Structure of a law
The Acts and instruments found on the Register and in print can usually be referenced in one of two ways:
- by its (short) title - this is normally set out in the first provision of the law, normally includes a financial or calendar year, and may include a number if a law with a similar title has been published in that period. For example: Appropriation Act (No. 3) 2009-2010.
- by its series year and number - as Acts are made each year, each one is numbered with 1 being the first Act of the year. The above Appropriation Act is Act No. 24, 2010. Other types of laws may use other periods and numbering systems as a reference.
All law published on the Register will also have a unique Register ID number that can be used to find it using the search field at the top of every page of the website. The ID number of a document is found on the relevant webpages and in URLs, and on every page of authorised pdf versions of documents.
While their content varies enormously, most Acts and instruments on the Register are laid out in the same way.
The first few pages of a law generally provide information about the law and an overview of the document such as the title page and table of contents. The middle section contains the provisions that make up the body of a law and are numbered sequentially, with chapter, part, division, subdivision and schedule headings to assist the reader. The final pages usually contain the endnotes, information on the history of the particular law, details of amendments that been incorporated, and other process information. To fully understand a particular provision in a law it is usually necessary to read several other related provisions, general provisions such as commencement, application and definitions and in many cases the whole law and possibly related laws.
The text in the body of a law is organised into provision units that make it easier to read the document. The most commonly used are as follows:
|Regulations and other instruments
|Rules of Court
As the provisions are numbered sequentially, if new material is inserted later, a letter or letters may be added to a number, to keep the numbering system flexible. For example, 5A may be inserted between 5 and 6.

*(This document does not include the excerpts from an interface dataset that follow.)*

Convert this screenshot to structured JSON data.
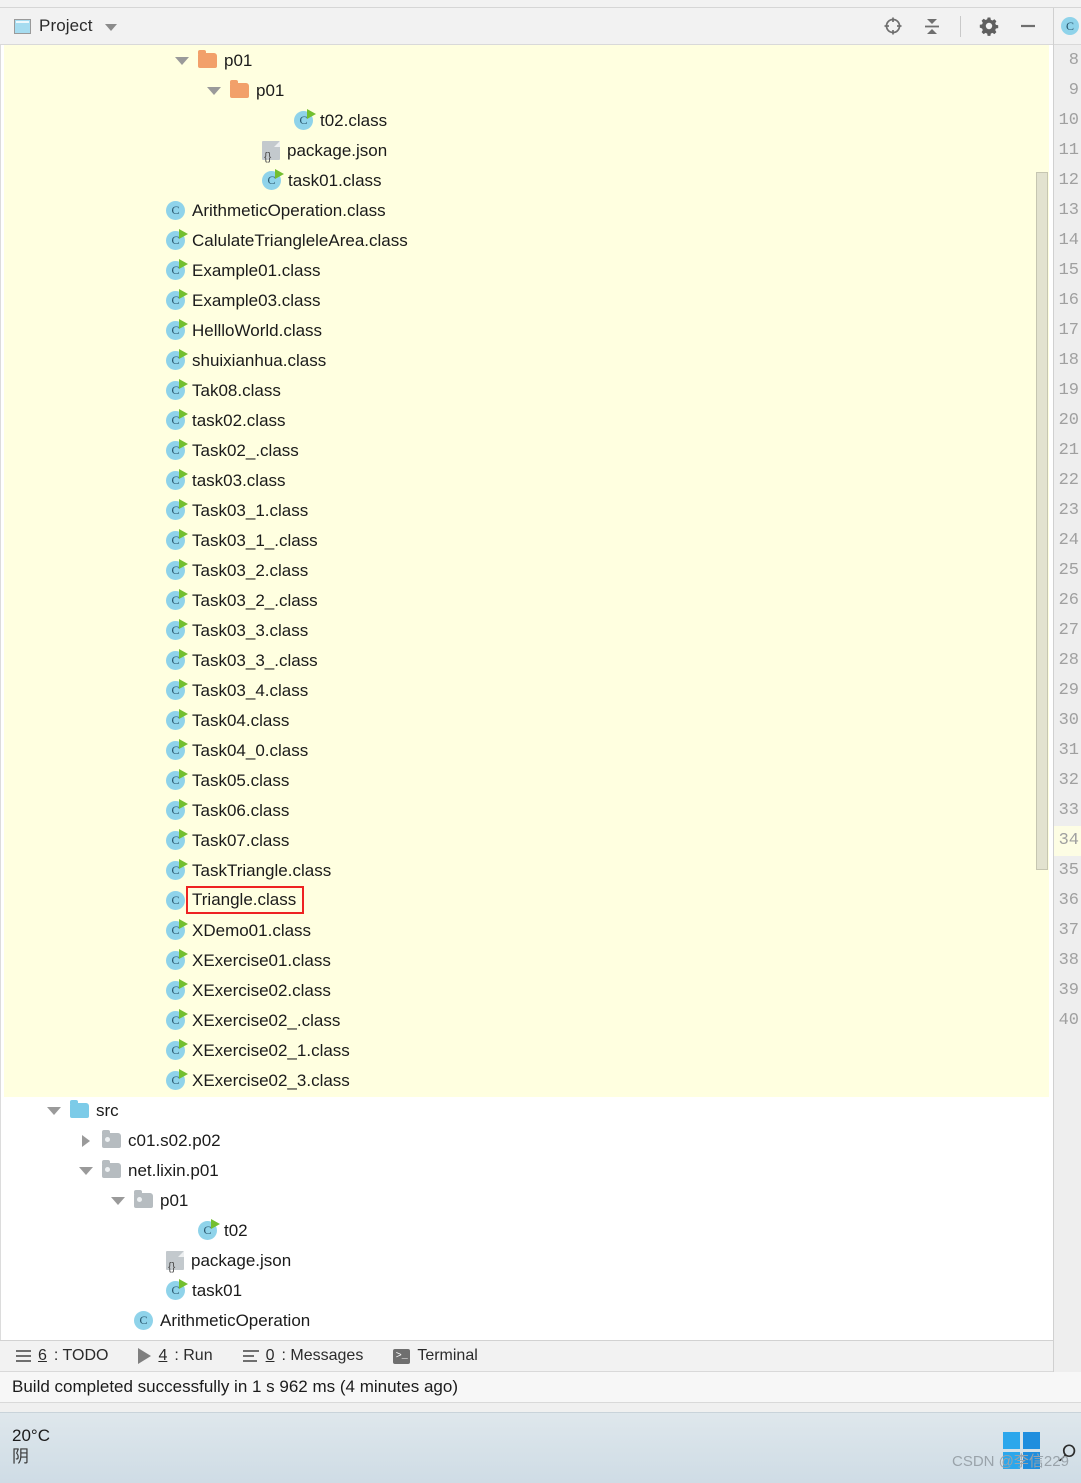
{
  "toolwindow": {
    "title": "Project",
    "icon": "project-icon",
    "dropdown_icon": "chevron-down-icon",
    "actions": [
      {
        "name": "locate-in-tree-icon",
        "label": ""
      },
      {
        "name": "collapse-all-icon",
        "label": ""
      },
      {
        "name": "settings-gear-icon",
        "label": ""
      },
      {
        "name": "minimize-icon",
        "label": ""
      }
    ]
  },
  "tree": {
    "rows": [
      {
        "depth": 5,
        "twisty": "open",
        "icon": "folder-orange",
        "label": "p01"
      },
      {
        "depth": 6,
        "twisty": "open",
        "icon": "folder-orange",
        "label": "p01"
      },
      {
        "depth": 8,
        "twisty": "none",
        "icon": "class-runnable",
        "label": "t02.class"
      },
      {
        "depth": 7,
        "twisty": "none",
        "icon": "json",
        "label": "package.json"
      },
      {
        "depth": 7,
        "twisty": "none",
        "icon": "class-runnable",
        "label": "task01.class"
      },
      {
        "depth": 4,
        "twisty": "none",
        "icon": "class",
        "label": "ArithmeticOperation.class"
      },
      {
        "depth": 4,
        "twisty": "none",
        "icon": "class-runnable",
        "label": "CalulateTriangleleArea.class"
      },
      {
        "depth": 4,
        "twisty": "none",
        "icon": "class-runnable",
        "label": "Example01.class"
      },
      {
        "depth": 4,
        "twisty": "none",
        "icon": "class-runnable",
        "label": "Example03.class"
      },
      {
        "depth": 4,
        "twisty": "none",
        "icon": "class-runnable",
        "label": "HellloWorld.class"
      },
      {
        "depth": 4,
        "twisty": "none",
        "icon": "class-runnable",
        "label": "shuixianhua.class"
      },
      {
        "depth": 4,
        "twisty": "none",
        "icon": "class-runnable",
        "label": "Tak08.class"
      },
      {
        "depth": 4,
        "twisty": "none",
        "icon": "class-runnable",
        "label": "task02.class"
      },
      {
        "depth": 4,
        "twisty": "none",
        "icon": "class-runnable",
        "label": "Task02_.class"
      },
      {
        "depth": 4,
        "twisty": "none",
        "icon": "class-runnable",
        "label": "task03.class"
      },
      {
        "depth": 4,
        "twisty": "none",
        "icon": "class-runnable",
        "label": "Task03_1.class"
      },
      {
        "depth": 4,
        "twisty": "none",
        "icon": "class-runnable",
        "label": "Task03_1_.class"
      },
      {
        "depth": 4,
        "twisty": "none",
        "icon": "class-runnable",
        "label": "Task03_2.class"
      },
      {
        "depth": 4,
        "twisty": "none",
        "icon": "class-runnable",
        "label": "Task03_2_.class"
      },
      {
        "depth": 4,
        "twisty": "none",
        "icon": "class-runnable",
        "label": "Task03_3.class"
      },
      {
        "depth": 4,
        "twisty": "none",
        "icon": "class-runnable",
        "label": "Task03_3_.class"
      },
      {
        "depth": 4,
        "twisty": "none",
        "icon": "class-runnable",
        "label": "Task03_4.class"
      },
      {
        "depth": 4,
        "twisty": "none",
        "icon": "class-runnable",
        "label": "Task04.class"
      },
      {
        "depth": 4,
        "twisty": "none",
        "icon": "class-runnable",
        "label": "Task04_0.class"
      },
      {
        "depth": 4,
        "twisty": "none",
        "icon": "class-runnable",
        "label": "Task05.class"
      },
      {
        "depth": 4,
        "twisty": "none",
        "icon": "class-runnable",
        "label": "Task06.class"
      },
      {
        "depth": 4,
        "twisty": "none",
        "icon": "class-runnable",
        "label": "Task07.class"
      },
      {
        "depth": 4,
        "twisty": "none",
        "icon": "class-runnable",
        "label": "TaskTriangle.class"
      },
      {
        "depth": 4,
        "twisty": "none",
        "icon": "class",
        "label": "Triangle.class",
        "selected": true
      },
      {
        "depth": 4,
        "twisty": "none",
        "icon": "class-runnable",
        "label": "XDemo01.class"
      },
      {
        "depth": 4,
        "twisty": "none",
        "icon": "class-runnable",
        "label": "XExercise01.class"
      },
      {
        "depth": 4,
        "twisty": "none",
        "icon": "class-runnable",
        "label": "XExercise02.class"
      },
      {
        "depth": 4,
        "twisty": "none",
        "icon": "class-runnable",
        "label": "XExercise02_.class"
      },
      {
        "depth": 4,
        "twisty": "none",
        "icon": "class-runnable",
        "label": "XExercise02_1.class"
      },
      {
        "depth": 4,
        "twisty": "none",
        "icon": "class-runnable",
        "label": "XExercise02_3.class"
      },
      {
        "depth": 1,
        "twisty": "open",
        "icon": "folder-blue",
        "label": "src"
      },
      {
        "depth": 2,
        "twisty": "closed",
        "icon": "package",
        "label": "c01.s02.p02"
      },
      {
        "depth": 2,
        "twisty": "open",
        "icon": "package",
        "label": "net.lixin.p01"
      },
      {
        "depth": 3,
        "twisty": "open",
        "icon": "package",
        "label": "p01"
      },
      {
        "depth": 5,
        "twisty": "none",
        "icon": "class-runnable",
        "label": "t02"
      },
      {
        "depth": 4,
        "twisty": "none",
        "icon": "json",
        "label": "package.json"
      },
      {
        "depth": 4,
        "twisty": "none",
        "icon": "class-runnable",
        "label": "task01"
      },
      {
        "depth": 3,
        "twisty": "none",
        "icon": "class",
        "label": "ArithmeticOperation"
      }
    ]
  },
  "gutter": {
    "line_numbers": [
      8,
      9,
      10,
      11,
      12,
      13,
      14,
      15,
      16,
      17,
      18,
      19,
      20,
      21,
      22,
      23,
      24,
      25,
      26,
      27,
      28,
      29,
      30,
      31,
      32,
      33,
      34,
      35,
      36,
      37,
      38,
      39,
      40
    ],
    "highlighted_line": 34
  },
  "bottom_bar": {
    "items": [
      {
        "icon": "todo-list-icon",
        "mnemonic": "6",
        "label": ": TODO"
      },
      {
        "icon": "run-play-icon",
        "mnemonic": "4",
        "label": ": Run"
      },
      {
        "icon": "messages-icon",
        "mnemonic": "0",
        "label": ": Messages"
      },
      {
        "icon": "terminal-icon",
        "mnemonic": "",
        "label": "Terminal"
      }
    ]
  },
  "status_bar": {
    "message": "Build completed successfully in 1 s 962 ms (4 minutes ago)"
  },
  "taskbar": {
    "weather": {
      "temperature": "20°C",
      "condition": "阴"
    },
    "start_icon": "windows-logo-icon",
    "search_icon": "search-icon",
    "watermark": "CSDN @李信229"
  },
  "colors": {
    "panel_highlight": "#ffffe0",
    "selection_outline": "#ee2222",
    "folder_orange": "#f2a06a",
    "folder_blue": "#7ccbe8",
    "class_icon": "#8fd3ea",
    "run_arrow": "#73bf2f"
  }
}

Below you will see a common hierarchy of Act components, starting with chapters and working downwards through other organisational components (parts, divisions and subdivisions) until we reach the provision units most commonly found in Acts (sections, subsections, paragraphs, subparagraphs, items, clauses and articles). The structure presented below is a guide only; not all Acts are structured using all of the components identified. A small Act, for example, may not need to be organised into chapters and instead will be structured in parts to make navigating its content easier.